  • Ivan Graziani
  • Stefania Neri


Verticality, Figures, Geometry


The activities were carried out to a view to verticality and continuity between the first and second cycle of education. Our research group, Diverticalmath, which operates in the provinces of Forlì-Cesena and Ravenna, has been dealing with vertical teaching for a couple of years to make mathematics more fun and loved by students. The purpose was to verify the presence of misconceptions and to highlight, through a laboratory teaching, that geometry does not deal with the position of the figures, but only with their shape, their measurements and their transformations, isometric or not. The students worked in small groups, in cooperative mode, also to foster constructive relationships among the comrades and to increase confidence in their means. Through these activities, we have tried to move from knowledge to know-how and, finally, to the construction of meanings, which then lead to building skills.
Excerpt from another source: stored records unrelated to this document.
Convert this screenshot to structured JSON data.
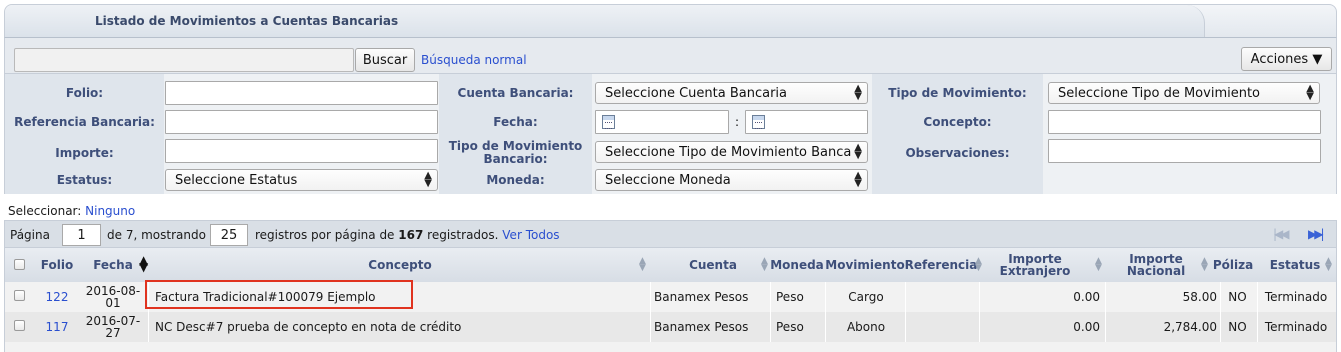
{
  "header": {
    "title": "Listado de Movimientos a Cuentas Bancarias"
  },
  "search": {
    "button": "Buscar",
    "mode_link": "Búsqueda normal",
    "actions": "Acciones ▼"
  },
  "filters": {
    "folio": "Folio:",
    "cuenta_bancaria": "Cuenta Bancaria:",
    "cuenta_bancaria_select": "Seleccione Cuenta Bancaria",
    "tipo_movimiento": "Tipo de Movimiento:",
    "tipo_movimiento_select": "Seleccione Tipo de Movimiento",
    "referencia_bancaria": "Referencia Bancaria:",
    "fecha": "Fecha:",
    "fecha_sep": ":",
    "concepto": "Concepto:",
    "importe": "Importe:",
    "tipo_mov_bancario_l1": "Tipo de Movimiento",
    "tipo_mov_bancario_l2": "Bancario:",
    "tipo_mov_bancario_select": "Seleccione Tipo de Movimiento Banca",
    "observaciones": "Observaciones:",
    "estatus": "Estatus:",
    "estatus_select": "Seleccione Estatus",
    "moneda": "Moneda:",
    "moneda_select": "Seleccione Moneda"
  },
  "selection": {
    "label": "Seleccionar:",
    "link": "Ninguno"
  },
  "pager": {
    "page_label": "Página",
    "page": "1",
    "of_text": "de 7, mostrando",
    "per_page": "25",
    "per_page_text": "registros por página de",
    "total": "167",
    "registered": "registrados.",
    "view_all": "Ver Todos"
  },
  "table": {
    "headers": {
      "folio": "Folio",
      "fecha": "Fecha",
      "concepto": "Concepto",
      "cuenta": "Cuenta",
      "moneda": "Moneda",
      "movimiento": "Movimiento",
      "referencia": "Referencia",
      "importe_ext_l1": "Importe",
      "importe_ext_l2": "Extranjero",
      "importe_nac_l1": "Importe",
      "importe_nac_l2": "Nacional",
      "poliza": "Póliza",
      "estatus": "Estatus"
    },
    "rows": [
      {
        "folio": "122",
        "fecha_l1": "2016-08-",
        "fecha_l2": "01",
        "concepto": "Factura Tradicional#100079 Ejemplo",
        "cuenta": "Banamex Pesos",
        "moneda": "Peso",
        "movimiento": "Cargo",
        "referencia": "",
        "importe_ext": "0.00",
        "importe_nac": "58.00",
        "poliza": "NO",
        "estatus": "Terminado"
      },
      {
        "folio": "117",
        "fecha_l1": "2016-07-",
        "fecha_l2": "27",
        "concepto": "NC Desc#7 prueba de concepto en nota de crédito",
        "cuenta": "Banamex Pesos",
        "moneda": "Peso",
        "movimiento": "Abono",
        "referencia": "",
        "importe_ext": "0.00",
        "importe_nac": "2,784.00",
        "poliza": "NO",
        "estatus": "Terminado"
      }
    ]
  },
  "colors": {
    "label": "#3e4f7a",
    "link": "#2a4fcf",
    "highlight": "#e0331f"
  }
}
Baccaglini Frank A., Di Martino P., Natalini R., Rosolini G., (2018). Didattica della Matematica. Mondadori Università.

D’Amore B., (2001). Elementi di Didattica della Matematica. Pitagora Editrice.

D’Amore B., Sbaragli S., (2011). Principi di base di Didattica della matematica. Pitagora Editrice.

Zan R., Baccaglini Frank A., (2017). Avere successo in matematica – Strategie per l’inclusione e il recupero. Utet.



How to Cite

Graziani, I., & Neri, S. (2018). Look. what a beautiful figure: misconceptions and more in geometry. EDiMaST: Experiences of Teaching With Mathematics, Sciences and Technology, 4, 587–600. Retrieved from https://www.edimast.it/index.php/edimast/article/view/60



Experiences & Research Articles